Sunday 20 October 2013

Monday, October 7, 2013

Fall fishing

I was sitting on a rock out in the middle of the river doing nothing really, just pondering the surroundings I was in and savoring the clean air I was breathing. I suppose I initially sat down on the smooth round rock to take a little break and maybe tie on a new tippet or something. I really don’t remember, but I know I ended up just taking it in and feeling perhaps just a bit guilty or culpable about it, wondering what I did to deserve such pleasure. Even in the midst of the moving water, now and then I could hear the tiniest “snap” and see a leaf fall into the river. Nice. Later in the day I would explore more of the river and run into a few other anglers, but for the morning I had the water to myself.

Driven by tales of arm-long brown trout and steelhead running up the river from Lake Superior, I took a day during the week and headed for the “president’s river.” Grouse season is open and I had plans for some camping and gunning up north on the weekend, but the prospect of a beautiful fall day on a trout stream was too much to pass up. I did have that non-resident fishing license, after all, and it didn’t seem to be getting nearly enough use.

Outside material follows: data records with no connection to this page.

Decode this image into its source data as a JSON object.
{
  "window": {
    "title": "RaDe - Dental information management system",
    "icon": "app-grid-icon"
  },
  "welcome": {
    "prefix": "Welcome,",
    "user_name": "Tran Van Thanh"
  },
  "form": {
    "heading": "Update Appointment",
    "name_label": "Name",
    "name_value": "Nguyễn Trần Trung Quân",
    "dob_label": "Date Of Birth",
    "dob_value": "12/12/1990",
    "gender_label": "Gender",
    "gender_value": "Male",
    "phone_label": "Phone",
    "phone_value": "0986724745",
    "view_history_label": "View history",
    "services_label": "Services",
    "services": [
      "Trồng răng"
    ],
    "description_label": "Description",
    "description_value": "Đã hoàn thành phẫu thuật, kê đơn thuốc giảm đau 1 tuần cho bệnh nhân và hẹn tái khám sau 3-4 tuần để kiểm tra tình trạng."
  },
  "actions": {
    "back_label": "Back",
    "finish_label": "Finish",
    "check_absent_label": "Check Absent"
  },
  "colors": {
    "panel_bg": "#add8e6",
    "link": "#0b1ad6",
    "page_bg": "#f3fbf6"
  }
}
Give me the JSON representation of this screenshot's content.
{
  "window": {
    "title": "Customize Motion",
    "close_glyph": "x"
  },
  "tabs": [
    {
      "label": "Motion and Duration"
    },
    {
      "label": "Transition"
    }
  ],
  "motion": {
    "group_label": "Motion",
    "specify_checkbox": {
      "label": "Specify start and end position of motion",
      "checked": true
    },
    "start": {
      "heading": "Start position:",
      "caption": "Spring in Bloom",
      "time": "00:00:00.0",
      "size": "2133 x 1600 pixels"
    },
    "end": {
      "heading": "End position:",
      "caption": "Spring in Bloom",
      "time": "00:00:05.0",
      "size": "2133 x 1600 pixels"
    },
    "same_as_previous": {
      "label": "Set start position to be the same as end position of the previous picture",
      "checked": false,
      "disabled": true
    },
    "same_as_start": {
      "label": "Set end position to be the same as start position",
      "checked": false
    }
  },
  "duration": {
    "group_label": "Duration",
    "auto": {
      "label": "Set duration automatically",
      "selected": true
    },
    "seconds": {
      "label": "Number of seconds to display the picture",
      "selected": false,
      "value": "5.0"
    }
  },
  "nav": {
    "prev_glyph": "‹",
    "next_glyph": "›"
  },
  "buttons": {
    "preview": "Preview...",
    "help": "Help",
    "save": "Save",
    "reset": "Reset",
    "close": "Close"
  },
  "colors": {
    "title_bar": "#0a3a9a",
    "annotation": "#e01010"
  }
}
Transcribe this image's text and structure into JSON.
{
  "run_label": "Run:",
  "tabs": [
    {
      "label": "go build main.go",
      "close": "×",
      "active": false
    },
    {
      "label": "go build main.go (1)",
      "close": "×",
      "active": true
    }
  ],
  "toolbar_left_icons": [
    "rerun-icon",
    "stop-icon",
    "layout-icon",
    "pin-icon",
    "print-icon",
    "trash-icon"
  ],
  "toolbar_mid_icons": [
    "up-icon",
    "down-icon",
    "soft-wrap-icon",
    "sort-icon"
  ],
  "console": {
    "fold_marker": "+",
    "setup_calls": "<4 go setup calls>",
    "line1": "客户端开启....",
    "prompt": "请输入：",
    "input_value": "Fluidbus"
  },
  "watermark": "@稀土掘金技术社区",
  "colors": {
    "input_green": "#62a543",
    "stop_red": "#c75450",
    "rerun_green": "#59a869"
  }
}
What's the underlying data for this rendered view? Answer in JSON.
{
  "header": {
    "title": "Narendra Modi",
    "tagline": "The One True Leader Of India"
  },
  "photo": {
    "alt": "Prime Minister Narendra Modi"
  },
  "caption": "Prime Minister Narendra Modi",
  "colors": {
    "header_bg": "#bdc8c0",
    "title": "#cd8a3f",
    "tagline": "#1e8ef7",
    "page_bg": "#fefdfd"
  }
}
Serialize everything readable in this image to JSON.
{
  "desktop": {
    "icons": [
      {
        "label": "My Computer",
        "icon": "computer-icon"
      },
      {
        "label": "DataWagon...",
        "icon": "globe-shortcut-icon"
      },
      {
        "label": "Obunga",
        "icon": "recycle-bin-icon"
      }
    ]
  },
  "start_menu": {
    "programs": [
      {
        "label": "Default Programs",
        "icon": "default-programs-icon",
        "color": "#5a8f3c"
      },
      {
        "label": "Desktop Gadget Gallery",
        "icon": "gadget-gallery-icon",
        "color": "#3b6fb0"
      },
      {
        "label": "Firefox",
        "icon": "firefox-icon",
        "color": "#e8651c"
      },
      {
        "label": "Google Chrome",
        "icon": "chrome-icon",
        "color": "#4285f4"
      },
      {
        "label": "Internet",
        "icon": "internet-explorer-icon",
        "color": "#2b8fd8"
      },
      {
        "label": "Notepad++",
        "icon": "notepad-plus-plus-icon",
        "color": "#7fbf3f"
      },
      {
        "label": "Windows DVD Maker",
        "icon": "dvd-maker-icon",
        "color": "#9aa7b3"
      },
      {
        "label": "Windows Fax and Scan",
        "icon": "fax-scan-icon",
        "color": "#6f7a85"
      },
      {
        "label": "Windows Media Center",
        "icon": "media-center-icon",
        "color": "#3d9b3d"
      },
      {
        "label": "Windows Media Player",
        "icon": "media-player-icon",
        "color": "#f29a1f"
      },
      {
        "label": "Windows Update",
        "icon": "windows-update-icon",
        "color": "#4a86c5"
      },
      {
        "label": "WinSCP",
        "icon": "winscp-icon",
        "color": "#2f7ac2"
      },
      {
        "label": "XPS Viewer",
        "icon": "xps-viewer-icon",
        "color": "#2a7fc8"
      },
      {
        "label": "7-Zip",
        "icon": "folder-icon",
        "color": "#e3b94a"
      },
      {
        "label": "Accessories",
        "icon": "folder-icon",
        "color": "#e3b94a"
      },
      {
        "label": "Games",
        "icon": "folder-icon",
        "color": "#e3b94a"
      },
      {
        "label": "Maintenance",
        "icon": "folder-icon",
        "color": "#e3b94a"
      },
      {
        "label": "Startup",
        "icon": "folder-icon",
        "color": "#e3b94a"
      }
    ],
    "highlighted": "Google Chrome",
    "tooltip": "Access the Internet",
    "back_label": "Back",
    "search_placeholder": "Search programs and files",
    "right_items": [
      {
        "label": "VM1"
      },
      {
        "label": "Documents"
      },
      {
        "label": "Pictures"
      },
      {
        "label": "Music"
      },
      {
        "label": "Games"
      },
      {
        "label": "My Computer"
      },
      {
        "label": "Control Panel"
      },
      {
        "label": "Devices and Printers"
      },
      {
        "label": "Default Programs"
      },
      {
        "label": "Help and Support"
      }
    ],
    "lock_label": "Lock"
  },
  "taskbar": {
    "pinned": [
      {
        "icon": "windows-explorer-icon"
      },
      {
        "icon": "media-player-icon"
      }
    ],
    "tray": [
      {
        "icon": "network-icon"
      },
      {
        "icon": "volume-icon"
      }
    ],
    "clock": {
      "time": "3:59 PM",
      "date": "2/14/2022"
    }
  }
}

I fished a section of the river that I’m at least a little familiar with, one that I’ve had success in earlier this year. I plied the deepest holes and runs with small (but not tiny) buggers and nymphs hoping to hook one of those trophy size trout. It seems every fishing story I see is highlighted with a photo of an angler holding a huge, beautiful brown or rainbow and I’d kinda like to be that guy one time. Or maybe a couple of times. Of course I’m never disappointed to catch fish and it’s nice to catch some pretty little trout than none at all… and, as I’ve often said, I’m lucky to get the chance.

I’ve made a few fall fishing trips in the past, usually in canoe country for walleyes but for the most part I’ve spent my autumns carrying a shotgun and following a bird dog around in the woods. Jack and Molly are crazy for the hunt and they’ve provided me some decent shooting the times we’ve been out this fall, enough for a couple of good meals, but I can’t get the fishing out of my head. And I’ve been pursuing it with the fervor of not being able to get enough of a good thing and knowing it’s coming to the end for another year.

Last week I paddled into a Boundary Waters lake to try for some walleyes as I had a hankering for an old time fish fry. You know the kind: where you dredge nice thick fillets in some type of batter and fry ‘em quick and delicious and gobble them down alongside some spuds and maybe a fresh garden salad so you can have at least something healthy with the meal! I didn’t use the fly rod. This trip I fished deep, with hard baits and jigs and it felt good to be in a canoe in great country once again. The walleyes weren’t biting, however, but the northern pike were active and I landed a bunch.


Two days later it was back with Scotty in his Fishcat floating a new river (at least to me) fly-casting large deer hair divers for pike and musky. I’ve caught a couple of muskies before but never on a fly rod and this was the first time I’ve targeted them. I had tied a few flies that I hoped would work and are the largest flies with the most material I’ve ever tied, but they were still on the small side compared to the creations Scott knotted to his wire leader! The muskellunge is the fish of 10,000 casts, so I wasn’t all too sure how this was going to go as far as hooking a fish would be. We did have a short discussion about that, wondering if false casts should be included in the total – because there is plenty of false casting trying to launch a ball of fur and feathers into a stiff wind. And that brings up another similarity I’ve noticed with drift boats and canoes: no matter which way you’re going, it seems you’re always going into the wind.

Well, Scott had checked out another part of this river before and had actually caught a couple of muskies. I don’t know how many casts it took, but presumably somewhere in the neighborhood of twenty thousand, if legend holds. Anyway, while the fishing may have been a little slow, and the wind a little strong, we did beat the predicted storm and had a great day on a gorgeous autumn river. We caught northern pike, and yeah, we caught muskies on the fly! Put a price on that!